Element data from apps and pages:
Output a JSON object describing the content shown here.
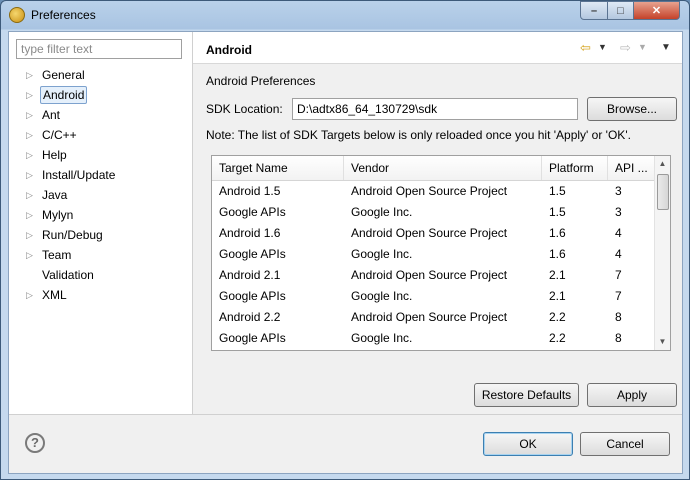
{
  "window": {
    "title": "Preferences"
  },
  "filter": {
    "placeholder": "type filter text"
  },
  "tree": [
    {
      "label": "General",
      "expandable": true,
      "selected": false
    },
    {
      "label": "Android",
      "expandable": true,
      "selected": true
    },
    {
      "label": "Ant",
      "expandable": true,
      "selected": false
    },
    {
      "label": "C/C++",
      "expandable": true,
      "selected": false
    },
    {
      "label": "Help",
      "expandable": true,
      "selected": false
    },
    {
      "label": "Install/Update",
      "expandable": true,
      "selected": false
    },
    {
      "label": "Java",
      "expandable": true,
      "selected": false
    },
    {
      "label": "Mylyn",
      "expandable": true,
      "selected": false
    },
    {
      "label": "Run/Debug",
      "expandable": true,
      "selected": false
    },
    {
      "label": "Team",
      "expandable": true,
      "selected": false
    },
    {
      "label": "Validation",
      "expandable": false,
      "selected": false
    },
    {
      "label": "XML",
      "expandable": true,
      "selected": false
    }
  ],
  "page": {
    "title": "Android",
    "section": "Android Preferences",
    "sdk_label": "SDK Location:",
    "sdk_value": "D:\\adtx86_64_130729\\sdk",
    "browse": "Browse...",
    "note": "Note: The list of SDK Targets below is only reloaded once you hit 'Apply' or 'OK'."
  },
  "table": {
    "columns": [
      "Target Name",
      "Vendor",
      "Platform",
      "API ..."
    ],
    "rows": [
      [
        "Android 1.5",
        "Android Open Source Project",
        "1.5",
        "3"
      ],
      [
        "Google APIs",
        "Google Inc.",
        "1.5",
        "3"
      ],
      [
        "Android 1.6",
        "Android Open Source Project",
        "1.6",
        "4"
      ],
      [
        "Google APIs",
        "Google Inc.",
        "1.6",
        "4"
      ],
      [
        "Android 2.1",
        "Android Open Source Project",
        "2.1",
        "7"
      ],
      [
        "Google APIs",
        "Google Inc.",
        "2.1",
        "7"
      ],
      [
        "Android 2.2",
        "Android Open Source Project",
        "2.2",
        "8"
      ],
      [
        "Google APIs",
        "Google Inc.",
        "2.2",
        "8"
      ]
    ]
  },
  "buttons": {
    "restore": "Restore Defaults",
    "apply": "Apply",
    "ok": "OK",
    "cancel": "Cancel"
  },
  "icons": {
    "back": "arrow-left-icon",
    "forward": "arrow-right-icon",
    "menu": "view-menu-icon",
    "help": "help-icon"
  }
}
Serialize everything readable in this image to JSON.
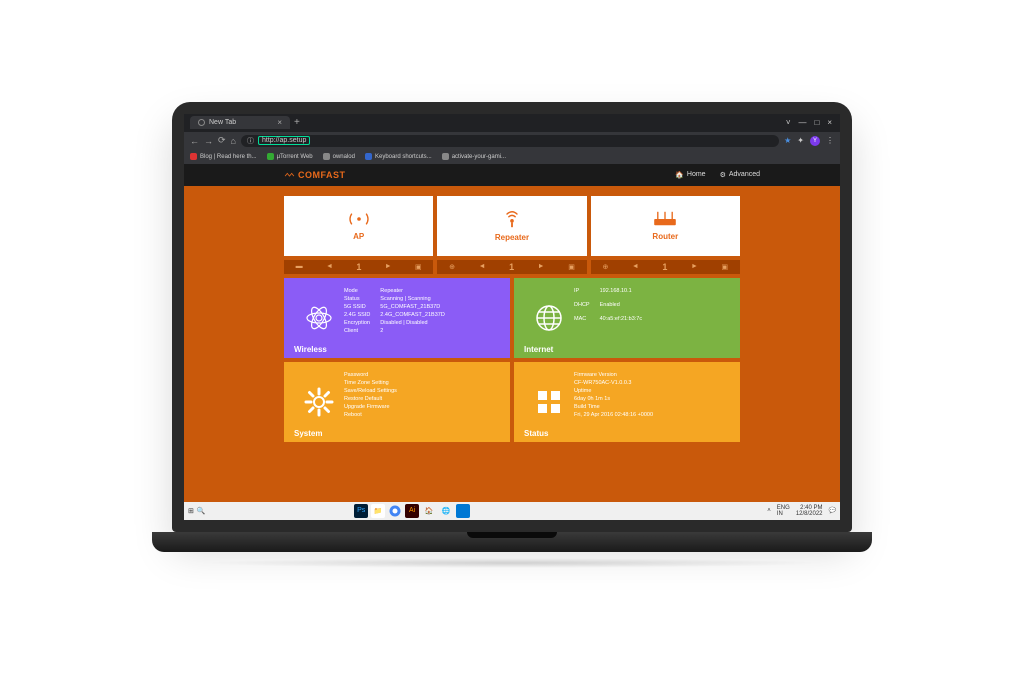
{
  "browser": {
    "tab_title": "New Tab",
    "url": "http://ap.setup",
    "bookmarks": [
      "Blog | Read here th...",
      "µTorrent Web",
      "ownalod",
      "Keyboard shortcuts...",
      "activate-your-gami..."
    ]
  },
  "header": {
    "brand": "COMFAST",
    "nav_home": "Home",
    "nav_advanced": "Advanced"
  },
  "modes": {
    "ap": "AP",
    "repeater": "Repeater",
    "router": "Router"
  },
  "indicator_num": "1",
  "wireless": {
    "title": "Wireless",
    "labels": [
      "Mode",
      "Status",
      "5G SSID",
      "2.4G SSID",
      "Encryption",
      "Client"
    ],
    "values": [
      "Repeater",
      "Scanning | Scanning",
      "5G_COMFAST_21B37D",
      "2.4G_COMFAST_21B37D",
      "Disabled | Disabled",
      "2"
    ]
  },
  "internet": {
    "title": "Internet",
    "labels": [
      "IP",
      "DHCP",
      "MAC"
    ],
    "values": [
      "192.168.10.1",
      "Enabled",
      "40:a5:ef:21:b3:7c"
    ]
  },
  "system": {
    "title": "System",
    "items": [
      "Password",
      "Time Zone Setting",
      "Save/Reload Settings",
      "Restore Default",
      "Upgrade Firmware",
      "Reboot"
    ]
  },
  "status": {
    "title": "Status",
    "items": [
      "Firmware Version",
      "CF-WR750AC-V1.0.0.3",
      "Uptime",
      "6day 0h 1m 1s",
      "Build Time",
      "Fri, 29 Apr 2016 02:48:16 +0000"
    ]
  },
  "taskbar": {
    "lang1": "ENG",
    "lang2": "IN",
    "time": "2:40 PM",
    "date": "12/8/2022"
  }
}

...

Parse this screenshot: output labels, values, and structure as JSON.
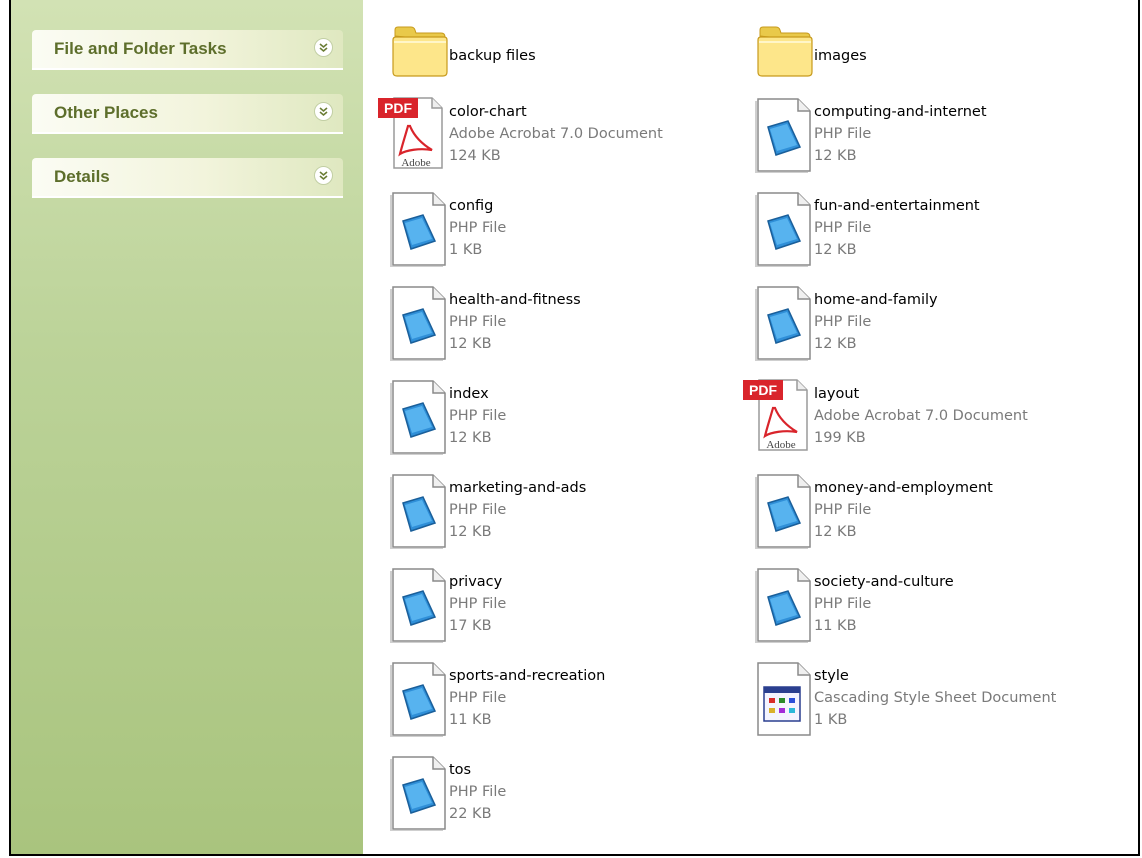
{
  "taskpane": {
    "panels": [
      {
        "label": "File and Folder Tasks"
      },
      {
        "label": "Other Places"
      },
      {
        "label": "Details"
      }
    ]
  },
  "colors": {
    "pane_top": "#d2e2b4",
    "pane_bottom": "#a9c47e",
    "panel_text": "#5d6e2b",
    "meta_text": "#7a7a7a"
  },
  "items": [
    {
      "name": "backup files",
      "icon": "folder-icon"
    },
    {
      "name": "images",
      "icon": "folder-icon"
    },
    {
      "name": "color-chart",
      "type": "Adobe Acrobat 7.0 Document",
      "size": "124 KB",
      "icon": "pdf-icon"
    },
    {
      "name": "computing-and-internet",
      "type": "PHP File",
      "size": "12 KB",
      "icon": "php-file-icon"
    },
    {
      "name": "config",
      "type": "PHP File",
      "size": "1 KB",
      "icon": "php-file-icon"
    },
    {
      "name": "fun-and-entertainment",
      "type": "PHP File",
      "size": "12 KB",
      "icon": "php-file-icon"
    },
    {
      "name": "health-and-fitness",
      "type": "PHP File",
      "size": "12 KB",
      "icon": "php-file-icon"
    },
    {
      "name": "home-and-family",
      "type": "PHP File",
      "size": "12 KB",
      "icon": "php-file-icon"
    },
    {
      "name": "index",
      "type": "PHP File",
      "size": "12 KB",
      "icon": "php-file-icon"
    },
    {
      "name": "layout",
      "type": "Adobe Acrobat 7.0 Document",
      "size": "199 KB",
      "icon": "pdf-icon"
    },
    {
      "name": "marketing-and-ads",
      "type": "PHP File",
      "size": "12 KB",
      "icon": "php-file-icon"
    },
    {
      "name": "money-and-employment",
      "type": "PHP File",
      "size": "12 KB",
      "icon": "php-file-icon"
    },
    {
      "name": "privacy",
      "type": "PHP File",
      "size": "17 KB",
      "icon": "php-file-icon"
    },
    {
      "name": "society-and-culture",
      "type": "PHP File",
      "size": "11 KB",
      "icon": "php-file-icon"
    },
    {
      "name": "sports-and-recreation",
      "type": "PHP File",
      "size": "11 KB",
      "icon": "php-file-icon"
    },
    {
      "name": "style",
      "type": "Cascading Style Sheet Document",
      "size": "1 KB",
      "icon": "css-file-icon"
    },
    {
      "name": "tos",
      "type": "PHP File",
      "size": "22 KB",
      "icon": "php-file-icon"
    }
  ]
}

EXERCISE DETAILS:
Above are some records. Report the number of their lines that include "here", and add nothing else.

ANSWER SECTION:
2